YOUR INSTRUCTIONS: Please return each entry that follows exactly as written, and keep the pictures out.

Dataset items:
--- START ---

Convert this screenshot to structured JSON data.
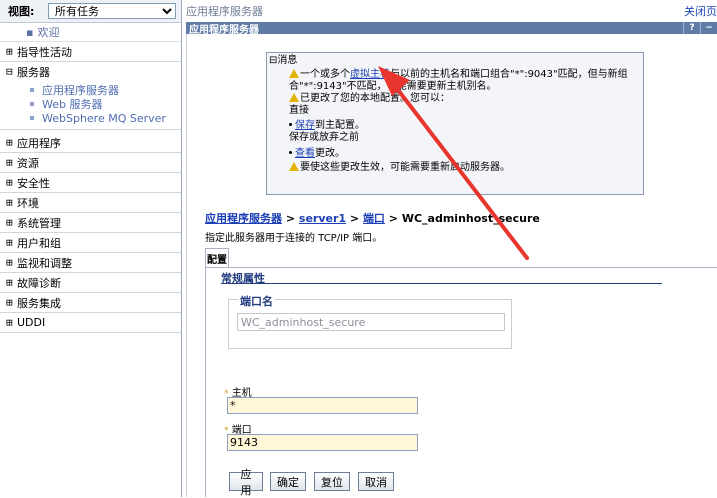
{
  "nav": {
    "view_label": "视图:",
    "view_select": "所有任务",
    "welcome": "欢迎",
    "sections": [
      {
        "key": "guided",
        "toggle": "⊞",
        "label": "指导性活动"
      },
      {
        "key": "servers",
        "toggle": "⊟",
        "label": "服务器"
      },
      {
        "key": "apps",
        "toggle": "⊞",
        "label": "应用程序"
      },
      {
        "key": "resources",
        "toggle": "⊞",
        "label": "资源"
      },
      {
        "key": "security",
        "toggle": "⊞",
        "label": "安全性"
      },
      {
        "key": "environment",
        "toggle": "⊞",
        "label": "环境"
      },
      {
        "key": "sysadmin",
        "toggle": "⊞",
        "label": "系统管理"
      },
      {
        "key": "users",
        "toggle": "⊞",
        "label": "用户和组"
      },
      {
        "key": "monitoring",
        "toggle": "⊞",
        "label": "监视和调整"
      },
      {
        "key": "troubleshooting",
        "toggle": "⊞",
        "label": "故障诊断"
      },
      {
        "key": "integration",
        "toggle": "⊞",
        "label": "服务集成"
      },
      {
        "key": "uddi",
        "toggle": "⊞",
        "label": "UDDI"
      }
    ],
    "server_items": [
      "应用程序服务器",
      "Web 服务器",
      "WebSphere MQ Server"
    ]
  },
  "main": {
    "top_title": "应用程序服务器",
    "close_link": "关闭页",
    "panel_title": "应用程序服务器",
    "help_icon": "?",
    "minimize_icon": "−",
    "messages": {
      "header_toggle": "⊟",
      "header": "消息",
      "line1_pre": "一个或多个",
      "line1_link": "虚拟主机",
      "line1_post": "与以前的主机名和端口组合\"*\":9043\"匹配，但与新组",
      "line1_cont": "合\"*\":9143\"不匹配，可能需要更新主机别名。",
      "line2": "已更改了您的本地配置。您可以：",
      "line3": "直接",
      "save_link": "保存",
      "save_post": "到主配置。",
      "line4": "保存或放弃之前",
      "review_link": "查看",
      "review_post": "更改。",
      "line5": "要使这些更改生效，可能需要重新启动服务器。"
    },
    "breadcrumb": {
      "c1": "应用程序服务器",
      "sep": " > ",
      "c2": "server1",
      "c3": "端口",
      "c4": "WC_adminhost_secure"
    },
    "description": "指定此服务器用于连接的 TCP/IP 端口。",
    "tab_label": "配置",
    "general_props": "常规属性",
    "port_name_legend": "端口名",
    "port_name_value": "WC_adminhost_secure",
    "host_label": "主机",
    "host_value": "*",
    "port_label": "端口",
    "port_value": "9143",
    "required_mark": "*",
    "buttons": {
      "apply": "应用",
      "ok": "确定",
      "reset": "复位",
      "cancel": "取消"
    }
  },
  "colors": {
    "title_bar": "#5f7ba6",
    "link": "#1c3fb5",
    "warning": "#e5b400",
    "annotation_arrow": "#e8352e",
    "input_bg": "#fff7d8"
  },
  "icons": {
    "warning": "warning-triangle-icon",
    "arrow": "red-annotation-arrow"
  }
}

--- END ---

REPLY:
Convert this screenshot to structured JSON data.
{
  "nav": {
    "view_label": "视图:",
    "view_select": "所有任务",
    "welcome": "欢迎",
    "sections": [
      {
        "key": "guided",
        "toggle": "⊞",
        "label": "指导性活动"
      },
      {
        "key": "servers",
        "toggle": "⊟",
        "label": "服务器"
      },
      {
        "key": "apps",
        "toggle": "⊞",
        "label": "应用程序"
      },
      {
        "key": "resources",
        "toggle": "⊞",
        "label": "资源"
      },
      {
        "key": "security",
        "toggle": "⊞",
        "label": "安全性"
      },
      {
        "key": "environment",
        "toggle": "⊞",
        "label": "环境"
      },
      {
        "key": "sysadmin",
        "toggle": "⊞",
        "label": "系统管理"
      },
      {
        "key": "users",
        "toggle": "⊞",
        "label": "用户和组"
      },
      {
        "key": "monitoring",
        "toggle": "⊞",
        "label": "监视和调整"
      },
      {
        "key": "troubleshooting",
        "toggle": "⊞",
        "label": "故障诊断"
      },
      {
        "key": "integration",
        "toggle": "⊞",
        "label": "服务集成"
      },
      {
        "key": "uddi",
        "toggle": "⊞",
        "label": "UDDI"
      }
    ],
    "server_items": [
      "应用程序服务器",
      "Web 服务器",
      "WebSphere MQ Server"
    ]
  },
  "main": {
    "top_title": "应用程序服务器",
    "close_link": "关闭页",
    "panel_title": "应用程序服务器",
    "help_icon": "?",
    "minimize_icon": "−",
    "messages": {
      "header_toggle": "⊟",
      "header": "消息",
      "line1_pre": "一个或多个",
      "line1_link": "虚拟主机",
      "line1_post": "与以前的主机名和端口组合\"*\":9043\"匹配，但与新组",
      "line1_cont": "合\"*\":9143\"不匹配，可能需要更新主机别名。",
      "line2": "已更改了您的本地配置。您可以：",
      "line3": "直接",
      "save_link": "保存",
      "save_post": "到主配置。",
      "line4": "保存或放弃之前",
      "review_link": "查看",
      "review_post": "更改。",
      "line5": "要使这些更改生效，可能需要重新启动服务器。"
    },
    "breadcrumb": {
      "c1": "应用程序服务器",
      "sep": " > ",
      "c2": "server1",
      "c3": "端口",
      "c4": "WC_adminhost_secure"
    },
    "description": "指定此服务器用于连接的 TCP/IP 端口。",
    "tab_label": "配置",
    "general_props": "常规属性",
    "port_name_legend": "端口名",
    "port_name_value": "WC_adminhost_secure",
    "host_label": "主机",
    "host_value": "*",
    "port_label": "端口",
    "port_value": "9143",
    "required_mark": "*",
    "buttons": {
      "apply": "应用",
      "ok": "确定",
      "reset": "复位",
      "cancel": "取消"
    }
  },
  "colors": {
    "title_bar": "#5f7ba6",
    "link": "#1c3fb5",
    "warning": "#e5b400",
    "annotation_arrow": "#e8352e",
    "input_bg": "#fff7d8"
  },
  "icons": {
    "warning": "warning-triangle-icon",
    "arrow": "red-annotation-arrow"
  }
}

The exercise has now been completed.